The parasite is known as the rat lungworm (Angiostrongylus cantonensis)—a name that alludes to its complicated life cycle. Adult worms live, mate, and lay eggs in the rat’s lungs. These eggs hatch into larvae, are coughed out into the rat’s throat, and then swallowed back in through the digestive tract, where they end up in poop. A snail or slug then comes along and either eats the contaminated poop or is in close enough contact that the worms burrow themselves into the animal. Once inside, the larvae grow further and enter their infectious stage of life.
Ideally (for the parasite, at least), another rat eats this infected snail, allowing the larvae to fully mature, head over to that rat’s lungs, and start the cycle again. But sometimes, a human or other animal eats the infected snail or is otherwise exposed to the larvae instead. When this happens in humans, the worms can invade our nervous system and brain, triggering an infection called eosinophilic meningitis.

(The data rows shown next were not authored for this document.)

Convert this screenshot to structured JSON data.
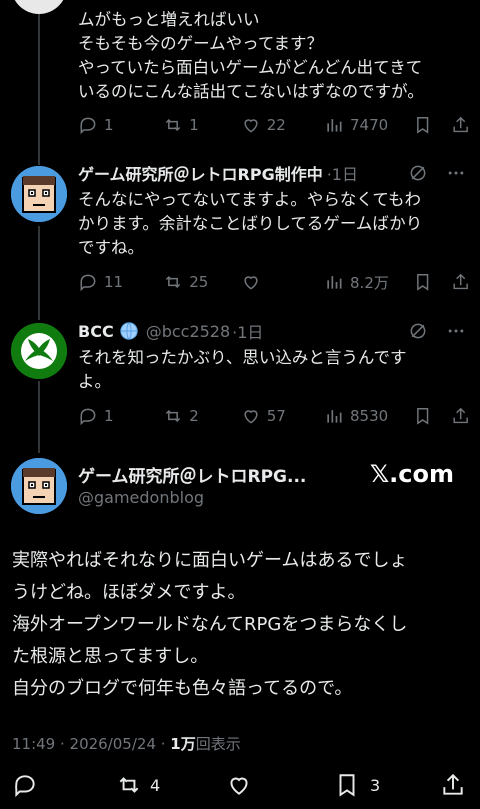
{
  "tweet1": {
    "text": "ムがもっと増えればいい\nそもそも今のゲームやってます？\nやっていたら面白いゲームがどんどん出てきて\nいるのにこんな話出てこないはずなのですが。",
    "replies": "1",
    "retweets": "1",
    "likes": "22",
    "views": "7470"
  },
  "tweet2": {
    "name": "ゲーム研究所＠レトロRPG制作中",
    "time": "·1日",
    "text": "そんなにやってないてますよ。やらなくてもわ\nかります。余計なことばりしてるゲームばかり\nですね。",
    "replies": "11",
    "retweets": "25",
    "likes": "",
    "views": "8.2万"
  },
  "tweet3": {
    "name": "BCC",
    "handle": "@bcc2528",
    "time": "·1日",
    "text": "それを知ったかぶり、思い込みと言うんです\nよ。",
    "replies": "1",
    "retweets": "2",
    "likes": "57",
    "views": "8530"
  },
  "main": {
    "name": "ゲーム研究所＠レトロRPG...",
    "handle": "@gamedonblog",
    "watermark": "𝕏.com",
    "text": "実際やればそれなりに面白いゲームはあるでしょ\nうけどね。ほぼダメですよ。\n海外オープンワールドなんてRPGをつまらなくし\nた根源と思ってますし。\n自分のブログで何年も色々語ってるので。",
    "timestamp": "11:49 · 2026/05/24 · ",
    "views_count": "1万",
    "views_label": "回表示",
    "retweets": "4",
    "bookmarks": "3"
  },
  "colors": {
    "bg": "#000000",
    "text": "#e7e9ea",
    "muted": "#71767b",
    "line": "#333639",
    "xbox": "#107c10"
  }
}
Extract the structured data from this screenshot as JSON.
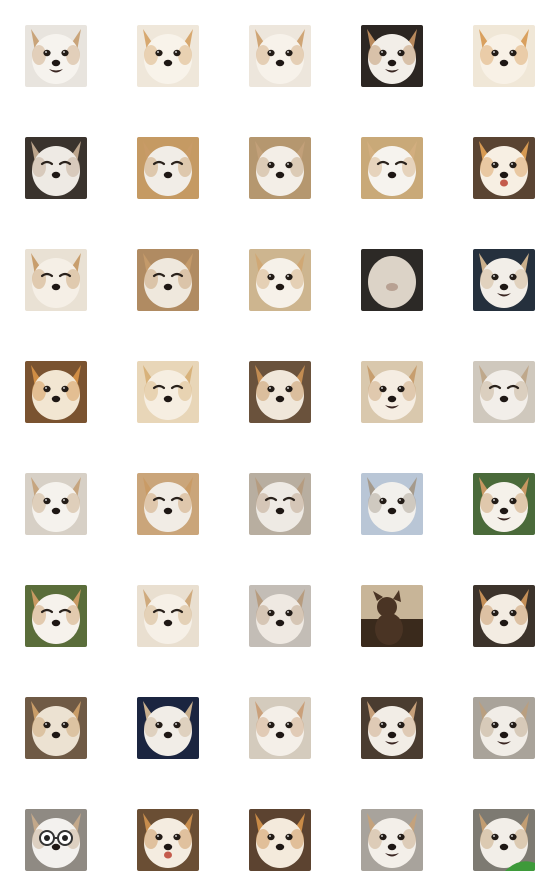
{
  "sticker_grid": {
    "columns": 5,
    "rows": 8,
    "items": [
      {
        "icon": "chihuahua-face-icon",
        "bg": "#e8e4de",
        "fur": "#f6f3ee",
        "accent": "#c9a47a",
        "mood": "open-mouth"
      },
      {
        "icon": "chihuahua-face-icon",
        "bg": "#efe7da",
        "fur": "#f8f3ea",
        "accent": "#d7a86f",
        "mood": "neutral"
      },
      {
        "icon": "chihuahua-face-icon",
        "bg": "#ede6dc",
        "fur": "#f7f2ea",
        "accent": "#cfa575",
        "mood": "neutral"
      },
      {
        "icon": "chihuahua-face-icon",
        "bg": "#2c2622",
        "fur": "#f2eee8",
        "accent": "#b98a5d",
        "mood": "smile"
      },
      {
        "icon": "chihuahua-face-icon",
        "bg": "#f0e7d7",
        "fur": "#f8f1e6",
        "accent": "#d9a05e",
        "mood": "neutral"
      },
      {
        "icon": "chihuahua-face-icon",
        "bg": "#3a332d",
        "fur": "#eeeae4",
        "accent": "#bca58c",
        "mood": "squint"
      },
      {
        "icon": "chihuahua-face-icon",
        "bg": "#c59a63",
        "fur": "#f1ede7",
        "accent": "#c89b67",
        "mood": "squint"
      },
      {
        "icon": "chihuahua-face-icon",
        "bg": "#b5976f",
        "fur": "#f3eee7",
        "accent": "#c2a079",
        "mood": "neutral"
      },
      {
        "icon": "chihuahua-face-icon",
        "bg": "#c9a978",
        "fur": "#f6f3ee",
        "accent": "#d2ae7f",
        "mood": "squint"
      },
      {
        "icon": "chihuahua-face-icon",
        "bg": "#5a4432",
        "fur": "#f7efe3",
        "accent": "#d79a52",
        "mood": "tongue"
      },
      {
        "icon": "chihuahua-face-icon",
        "bg": "#e9e1d4",
        "fur": "#f5efe6",
        "accent": "#c89e6d",
        "mood": "squint"
      },
      {
        "icon": "chihuahua-face-icon",
        "bg": "#b08b62",
        "fur": "#efe8dd",
        "accent": "#c49a6a",
        "mood": "squint"
      },
      {
        "icon": "chihuahua-face-icon",
        "bg": "#cdb58f",
        "fur": "#f6f1e9",
        "accent": "#d0a875",
        "mood": "neutral"
      },
      {
        "icon": "chihuahua-face-icon",
        "bg": "#2c2926",
        "fur": "#efe6d9",
        "accent": "#d2a56e",
        "mood": "blur"
      },
      {
        "icon": "chihuahua-face-icon",
        "bg": "#25303d",
        "fur": "#f2eee8",
        "accent": "#cbb08c",
        "mood": "open-mouth"
      },
      {
        "icon": "chihuahua-face-icon",
        "bg": "#7a5330",
        "fur": "#f2e6d2",
        "accent": "#d08d44",
        "mood": "neutral"
      },
      {
        "icon": "chihuahua-face-icon",
        "bg": "#e8d6b8",
        "fur": "#f6eee1",
        "accent": "#d8b27a",
        "mood": "sleepy"
      },
      {
        "icon": "chihuahua-face-icon",
        "bg": "#6a523c",
        "fur": "#f0e7da",
        "accent": "#c28c52",
        "mood": "neutral"
      },
      {
        "icon": "chihuahua-face-icon",
        "bg": "#d9c8ad",
        "fur": "#f5ede2",
        "accent": "#c79e6e",
        "mood": "smile"
      },
      {
        "icon": "chihuahua-face-icon",
        "bg": "#cfc8bd",
        "fur": "#f2eee9",
        "accent": "#bfa88b",
        "mood": "squint"
      },
      {
        "icon": "chihuahua-face-icon",
        "bg": "#d7d0c6",
        "fur": "#f5f2ed",
        "accent": "#c6a57f",
        "mood": "neutral"
      },
      {
        "icon": "chihuahua-face-icon",
        "bg": "#caa57a",
        "fur": "#f1ece5",
        "accent": "#c99b66",
        "mood": "squint"
      },
      {
        "icon": "chihuahua-face-icon",
        "bg": "#b8aea0",
        "fur": "#eeeae4",
        "accent": "#b59c80",
        "mood": "squint"
      },
      {
        "icon": "chihuahua-face-icon",
        "bg": "#b9c6d6",
        "fur": "#f2f0ec",
        "accent": "#a59a8c",
        "mood": "neutral"
      },
      {
        "icon": "chihuahua-face-icon",
        "bg": "#4a6a3a",
        "fur": "#f5f1ea",
        "accent": "#c79762",
        "mood": "smile"
      },
      {
        "icon": "chihuahua-face-icon",
        "bg": "#5a6d3a",
        "fur": "#f6f2ec",
        "accent": "#c99a63",
        "mood": "squint"
      },
      {
        "icon": "chihuahua-face-icon",
        "bg": "#e9dfd0",
        "fur": "#f6f0e7",
        "accent": "#cfaa7d",
        "mood": "squint"
      },
      {
        "icon": "chihuahua-face-icon",
        "bg": "#c3bdb6",
        "fur": "#efe9e2",
        "accent": "#b79c7f",
        "mood": "neutral"
      },
      {
        "icon": "chihuahua-photo-icon",
        "bg": "#5b4a38",
        "fur": "#4a3424",
        "accent": "#8a6848",
        "mood": "silhouette"
      },
      {
        "icon": "chihuahua-photo-icon",
        "bg": "#3c332b",
        "fur": "#f3ece2",
        "accent": "#c48f57",
        "mood": "neutral"
      },
      {
        "icon": "chihuahua-photo-icon",
        "bg": "#6f5a45",
        "fur": "#ece2d2",
        "accent": "#c99d68",
        "mood": "neutral"
      },
      {
        "icon": "chihuahua-photo-icon",
        "bg": "#1b2540",
        "fur": "#f1ede7",
        "accent": "#c9b08f",
        "mood": "neutral"
      },
      {
        "icon": "chihuahua-face-icon",
        "bg": "#d4cbbd",
        "fur": "#f4efe8",
        "accent": "#caa07a",
        "mood": "neutral"
      },
      {
        "icon": "chihuahua-photo-icon",
        "bg": "#4a3c30",
        "fur": "#f2ede6",
        "accent": "#c7a07a",
        "mood": "smile"
      },
      {
        "icon": "chihuahua-face-icon",
        "bg": "#a9a39a",
        "fur": "#f1ede7",
        "accent": "#b99f80",
        "mood": "open-mouth"
      },
      {
        "icon": "chihuahua-glasses-icon",
        "bg": "#8f8a83",
        "fur": "#f3f1ee",
        "accent": "#c3a88a",
        "mood": "glasses"
      },
      {
        "icon": "chihuahua-face-icon",
        "bg": "#6a4e34",
        "fur": "#f4ece0",
        "accent": "#c88d4d",
        "mood": "tongue"
      },
      {
        "icon": "chihuahua-face-icon",
        "bg": "#5c4330",
        "fur": "#f4eadc",
        "accent": "#c98b47",
        "mood": "neutral"
      },
      {
        "icon": "chihuahua-face-icon",
        "bg": "#a8a39c",
        "fur": "#f3efe9",
        "accent": "#c4a27c",
        "mood": "smile"
      },
      {
        "icon": "chihuahua-face-icon",
        "bg": "#7d7a72",
        "fur": "#f2eee8",
        "accent": "#c29d72",
        "mood": "leaf"
      }
    ]
  }
}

Fish, frogs, and crustaceans can also become less preferred but still viable hosts to the infectious larvae, providing another potential route of transmission to humans.
Most cases of human rat lungworm have been documented in Southeast Asia and the Pacific Islands, including Hawaii, where the worms are endemic. But in recent years, the worms have started to show up in other regions of the world, including Louisiana, Texas, and Florida in the U.S. And there’s now clear evidence that they’ve made themselves comfortable in Georgia as well, according to the authors of this new study, published earlier this month in the journal Emerging Infectious Diseases.
The researchers analyzed tissue samples collected from brown rats found dead around a local zoo in Atlanta between 2019 to 2022. About 20% of these rats were infected with rat lungworm, confirmed through genetic testing and physical examination. The genetic testing also revealed that the worms bore a close resemblance to worms found in Louisiana and other parts of the U.S. where they’ve recently been seen.
The findings, the authors say, “[suggest] that this zoonotic parasite was introduced to and has become established in a new area of the southeastern United States.” It’s also possible that the worms have been in Georgia even longer than known, given that other studies have found infected rats in the neighboring states of Florida and Alabama prior to 2019.
Cases of human rat lungworm are rarely reported in the U.S., though it might be more common than currently thought. Most infections are mild and tend to not require treatment to clear up. However, a heavy infestation can cause permanent neurological damage and even death. The worms can also be dangerous to the surrounding wildlife that they infect.
All in all, the authors say, the existence of the worm in the populated Atlanta area poses “a possible threat to the health of humans and domestic, free-ranging, and captive animals.” More research should be done to better understand the worms’ potential for expanding further into the U.S., they add.